I feel like I have just returned from visiting an old friend, having spent a couple of hours laughing, telling jokes, hearing stories, singing together, and reminiscing about old times.
For over two decades my Saturday nights included the radio show, “A Prairie Home Companion”—often as I drove stretches of Illinois’ cornfields. Many countless hours I spent enjoying the music, drawn into the homespun humor and wisdom of Garrison Keillor and his silly but sometimes pithy comment-filled adventures of Detective Guy Noir. Often, in the midst of fairly mundane patter, I’d hear some epigram of the real that would stay with me. I have remembered—perhaps incorrectly, but nonetheless—a Guy Noir story epigram, “I would rather be burnished with use than rusty from neglect.” Another time, I remember a story Keillor told of Lake Woebegone about how a dove rose up to the rafters during one of the Lutheran minister’s sermons and how everyone sat wondering if it was the Holy Ghost having come to visit them. They are stories that the imagination of radio enhances and the show became routine enjoyment for me.
I love how when Keillor’s stories are well told that they suck me into their world. Robert Altman’s new film, A Prairie Home Companion, based on a screenplay by Garrison Keillor, does just that. There are no Lake Woebegone homilies here, but the entire film becomes that extended fictional narrative where anything can happen.
Some of the musical numbers speak so clearly to some place within me that I felt transcended watching them being performed. Merle Streep and Lily Tomlin as the Johnson sisters were a joy to watch—and I found myself actually tearing up on their song about their mother and family moving on, remembering losses I've experienced also.

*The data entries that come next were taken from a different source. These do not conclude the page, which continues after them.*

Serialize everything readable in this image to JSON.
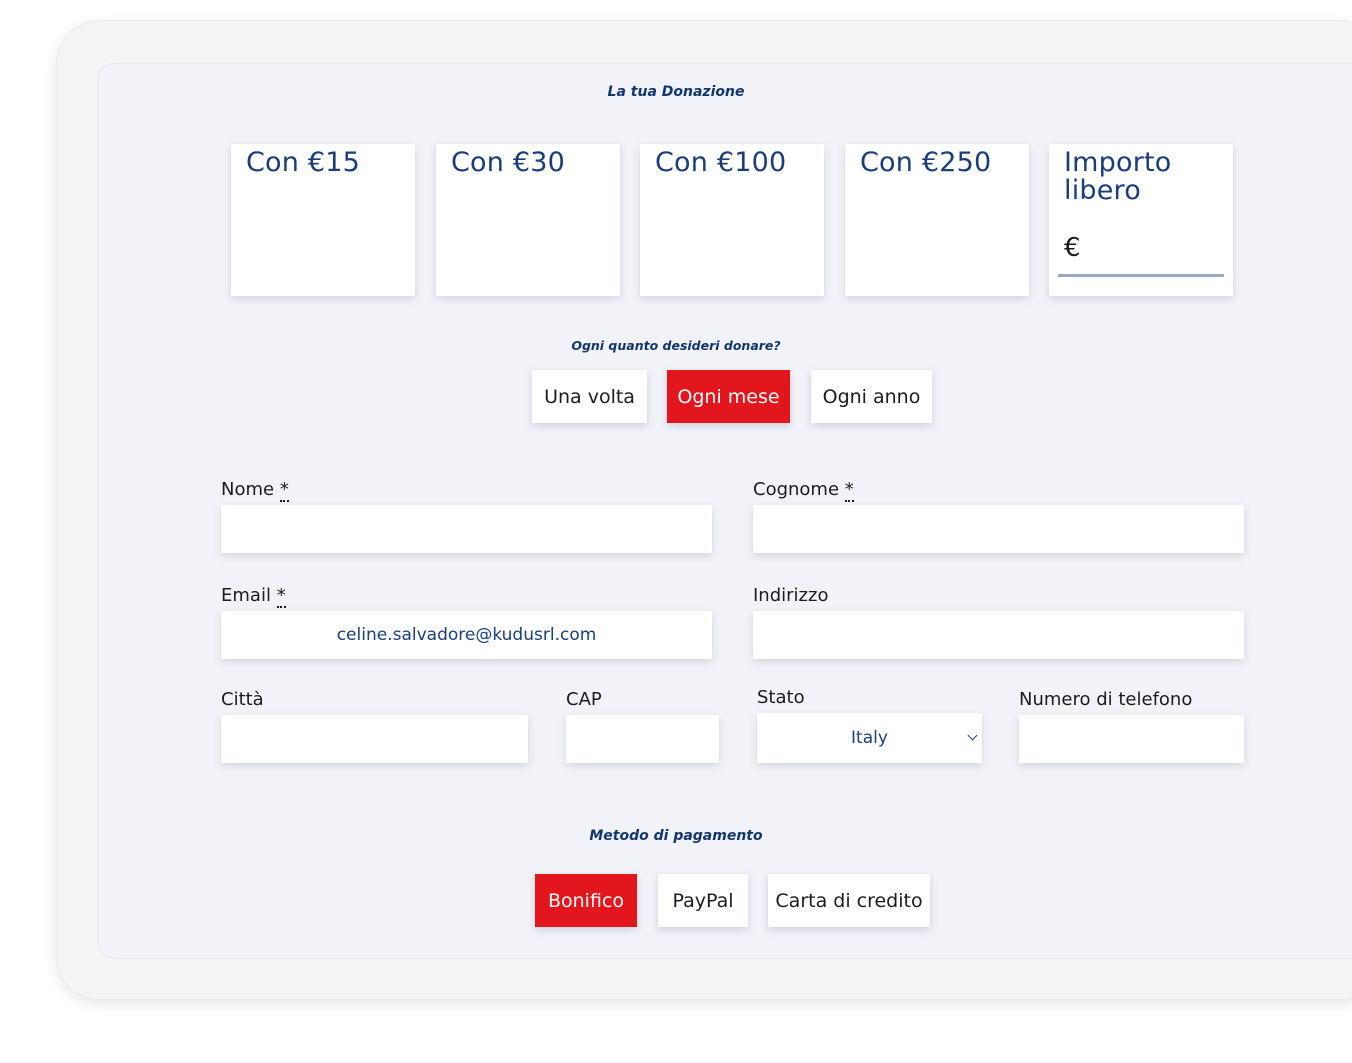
{
  "donation": {
    "title": "La tua Donazione",
    "amounts": [
      "Con €15",
      "Con €30",
      "Con €100",
      "Con €250"
    ],
    "free_amount": {
      "label": "Importo libero",
      "currency": "€",
      "value": ""
    }
  },
  "frequency": {
    "title": "Ogni quanto desideri donare?",
    "options": [
      "Una volta",
      "Ogni mese",
      "Ogni anno"
    ],
    "selected": "Ogni mese"
  },
  "form": {
    "nome": {
      "label": "Nome",
      "required_mark": "*",
      "value": ""
    },
    "cognome": {
      "label": "Cognome",
      "required_mark": "*",
      "value": ""
    },
    "email": {
      "label": "Email",
      "required_mark": "*",
      "value": "celine.salvadore@kudusrl.com"
    },
    "indirizzo": {
      "label": "Indirizzo",
      "value": ""
    },
    "citta": {
      "label": "Città",
      "value": ""
    },
    "cap": {
      "label": "CAP",
      "value": ""
    },
    "stato": {
      "label": "Stato",
      "value": "Italy"
    },
    "telefono": {
      "label": "Numero di telefono",
      "value": ""
    }
  },
  "payment": {
    "title": "Metodo di pagamento",
    "options": [
      "Bonifico",
      "PayPal",
      "Carta di credito"
    ],
    "selected": "Bonifico"
  },
  "colors": {
    "accent_red": "#e2161c",
    "brand_blue": "#1b3d7a",
    "panel_bg": "#f2f3f8"
  }
}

The movie is, after all, about death—a character dies, the show is to be killed off and the theatre is to be torn down. But the gentle spirit of Keiller keeps it from being too dark. After all, when Dangerous Woman wears a white trench coat “molded so tightly to her body that you can read her underwear,” humor staves off any fear of that Great By and By. Dangerous Woman says not to mourn the passing of an old man but rather rejoice in what he brought you. Is that any different than Emily in “Our Town” asking us to look at what is passing from our lives and hold on to it as long as we can? As the credits began, I felt good about myself… good about the film… good about life.
The music is one of the first reasons to see the film. I’ve already mentioned my admiration for Streep and Tomlin. The singing cowboys Woody Harrelson and John C. Reilly offer two great specialty songs, and even Lindsay Lohan proves that she can belt out with the best of them. The rich husky gospel voice of diva Jearlyn Steele makes you want to join in at the end when she calls you to sing along. I wanted to… I wanted to clap and stomp my feet, but waited to applaud enthusiastically with the rest of the audience at the end.
Watching Altman’s films from McCabe and Mrs. Miller (1971) up to now, I’ve come to expect the characteristic ensemble acting, the overlapping speeches, the improvisational feel, but I don’t recall any film of his capturing the warmth and affirmation of life that this one does. Perhaps when Altman had his heart transplant 11 years ago, he learned how to share what is important with us.
Like Altman who is perhaps investigating his own mortality and Keillor who is investigating the end of 32 years of performing his radio show, I find myself past a triple bypass and the closure (perhaps) of 39 years of teaching. Like Meryl Streep’s character, I want to continue doing farewell tours for long as I can remember the lines. …And this movie helps me realize that goodbyes don’t wipe out the good memories. And sometimes just being and doing and enjoying for as long as you can is enough.
For Altman observations on the film check out below: